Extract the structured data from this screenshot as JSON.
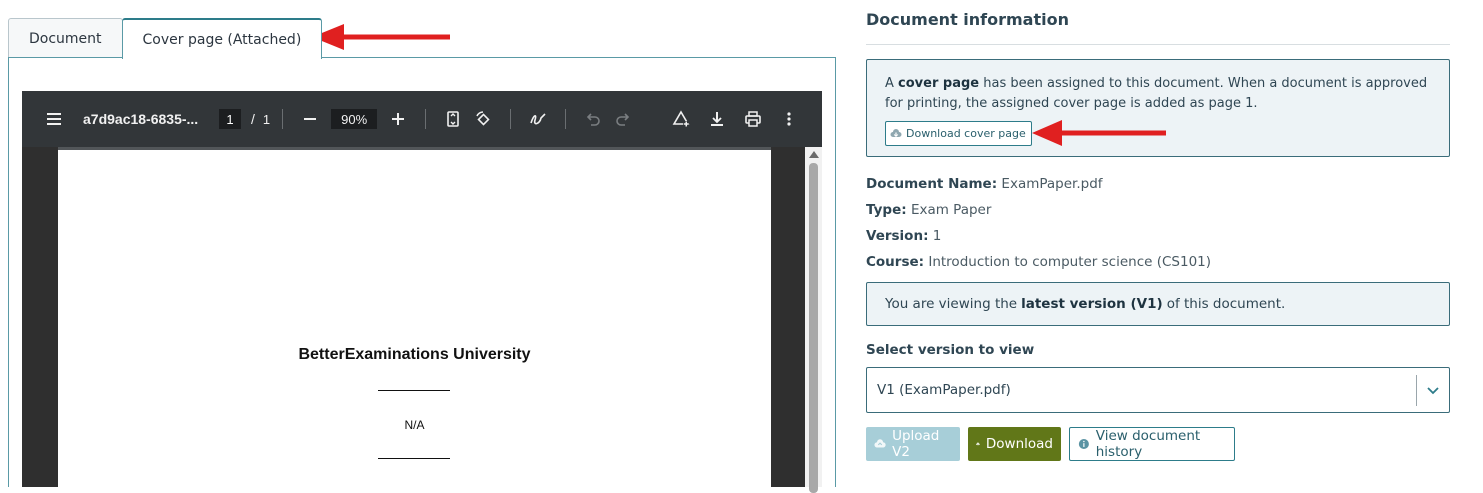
{
  "tabs": [
    {
      "label": "Document",
      "active": false
    },
    {
      "label": "Cover page (Attached)",
      "active": true
    }
  ],
  "viewer": {
    "file_title": "a7d9ac18-6835-...",
    "page_current": "1",
    "page_separator": "/",
    "page_total": "1",
    "zoom": "90%",
    "icons": [
      "menu-icon",
      "zoom-out-icon",
      "zoom-in-icon",
      "fit-page-icon",
      "rotate-icon",
      "draw-icon",
      "undo-icon",
      "redo-icon",
      "annotate-icon",
      "download-icon",
      "print-icon",
      "more-icon"
    ],
    "page": {
      "university": "BetterExaminations University",
      "value": "N/A"
    }
  },
  "info": {
    "title": "Document information",
    "cover_notice": {
      "prefix": "A ",
      "bold": "cover page",
      "suffix": " has been assigned to this document. When a document is approved for printing, the assigned cover page is added as page 1.",
      "download_label": "Download cover page"
    },
    "fields": [
      {
        "label": "Document Name:",
        "value": "ExamPaper.pdf"
      },
      {
        "label": "Type:",
        "value": "Exam Paper"
      },
      {
        "label": "Version:",
        "value": "1"
      },
      {
        "label": "Course:",
        "value": "Introduction to computer science (CS101)"
      }
    ],
    "latest_notice": {
      "prefix": "You are viewing the ",
      "bold": "latest version (V1)",
      "suffix": " of this document."
    },
    "select_label": "Select version to view",
    "select_value": "V1 (ExamPaper.pdf)",
    "buttons": {
      "upload": "Upload V2",
      "download": "Download",
      "history": "View document history"
    }
  },
  "colors": {
    "accent": "#2d7c8a",
    "download_button": "#617718",
    "upload_button_disabled": "#a7ced8",
    "annotation_arrow": "#e02020",
    "pdf_toolbar": "#323639"
  }
}
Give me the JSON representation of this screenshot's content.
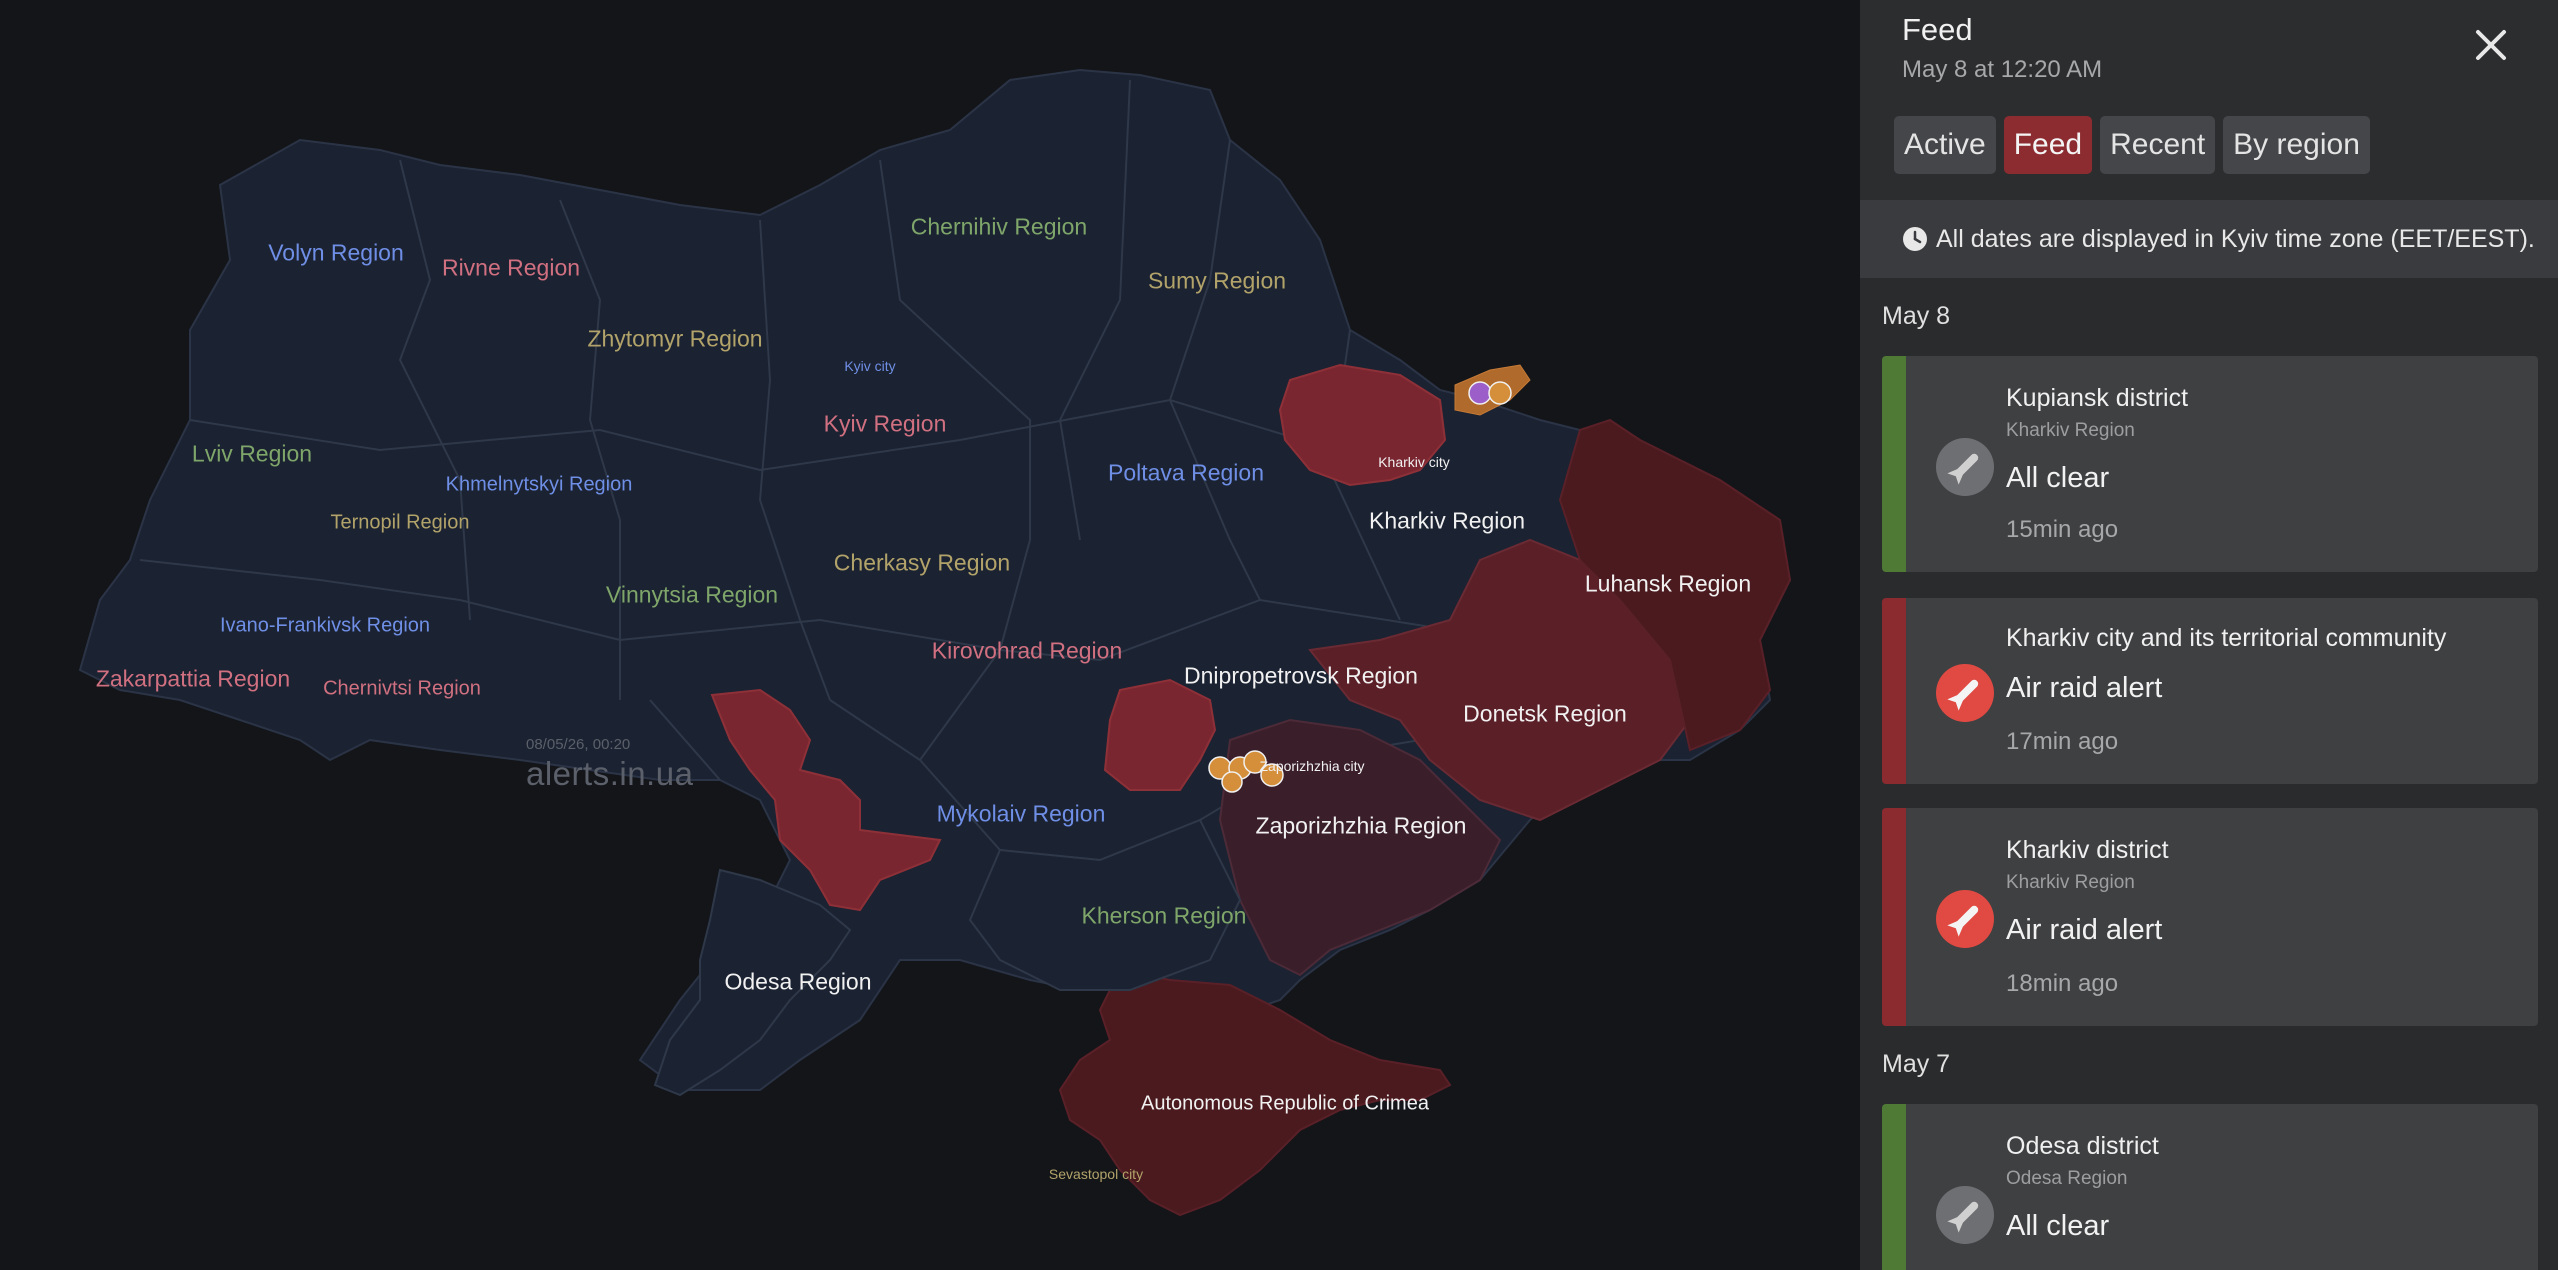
{
  "map": {
    "watermark_date": "08/05/26, 00:20",
    "watermark_site": "alerts.in.ua",
    "regions": {
      "volyn": "Volyn Region",
      "rivne": "Rivne Region",
      "zhytomyr": "Zhytomyr Region",
      "chernihiv": "Chernihiv Region",
      "sumy": "Sumy Region",
      "kyiv_city": "Kyiv city",
      "kyiv": "Kyiv Region",
      "lviv": "Lviv Region",
      "khmelnytskyi": "Khmelnytskyi Region",
      "ternopil": "Ternopil Region",
      "poltava": "Poltava Region",
      "kharkiv_city": "Kharkiv city",
      "kharkiv": "Kharkiv Region",
      "luhansk": "Luhansk Region",
      "cherkasy": "Cherkasy Region",
      "vinnytsia": "Vinnytsia Region",
      "ivano_frankivsk": "Ivano-Frankivsk Region",
      "zakarpattia": "Zakarpattia Region",
      "chernivtsi": "Chernivtsi Region",
      "kirovohrad": "Kirovohrad Region",
      "dnipropetrovsk": "Dnipropetrovsk Region",
      "donetsk": "Donetsk Region",
      "zaporizhzhia_city": "Zaporizhzhia city",
      "mykolaiv": "Mykolaiv Region",
      "zaporizhzhia": "Zaporizhzhia Region",
      "kherson": "Kherson Region",
      "odesa": "Odesa Region",
      "crimea": "Autonomous Republic of Crimea",
      "sevastopol": "Sevastopol city"
    }
  },
  "sidebar": {
    "title": "Feed",
    "timestamp": "May 8 at 12:20 AM",
    "tabs": [
      {
        "label": "Active",
        "active": false
      },
      {
        "label": "Feed",
        "active": true
      },
      {
        "label": "Recent",
        "active": false
      },
      {
        "label": "By region",
        "active": false
      }
    ],
    "timezone_notice": "All dates are displayed in Kyiv time zone (EET/EEST).",
    "days": [
      {
        "label": "May 8",
        "events": [
          {
            "district": "Kupiansk district",
            "region": "Kharkiv Region",
            "status": "All clear",
            "ago": "15min ago",
            "kind": "clear",
            "icon": "missile-icon"
          },
          {
            "district": "Kharkiv city and its territorial community",
            "region": "",
            "status": "Air raid alert",
            "ago": "17min ago",
            "kind": "alert",
            "icon": "missile-icon"
          },
          {
            "district": "Kharkiv district",
            "region": "Kharkiv Region",
            "status": "Air raid alert",
            "ago": "18min ago",
            "kind": "alert",
            "icon": "missile-icon"
          }
        ]
      },
      {
        "label": "May 7",
        "events": [
          {
            "district": "Odesa district",
            "region": "Odesa Region",
            "status": "All clear",
            "ago": "",
            "kind": "clear",
            "icon": "missile-icon"
          }
        ]
      }
    ]
  },
  "colors": {
    "alert": "#8b2a2f",
    "clear": "#4f7a35",
    "tab_active": "#8c2c31",
    "region_base": "#1b2231",
    "occupied": "#4a1a1f"
  }
}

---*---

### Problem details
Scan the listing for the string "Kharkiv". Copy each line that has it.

### Result of this task
      "kharkiv_city": "Kharkiv city",
      "kharkiv": "Kharkiv Region",
            "region": "Kharkiv Region",
            "district": "Kharkiv city and its territorial community",
            "district": "Kharkiv district",
            "region": "Kharkiv Region",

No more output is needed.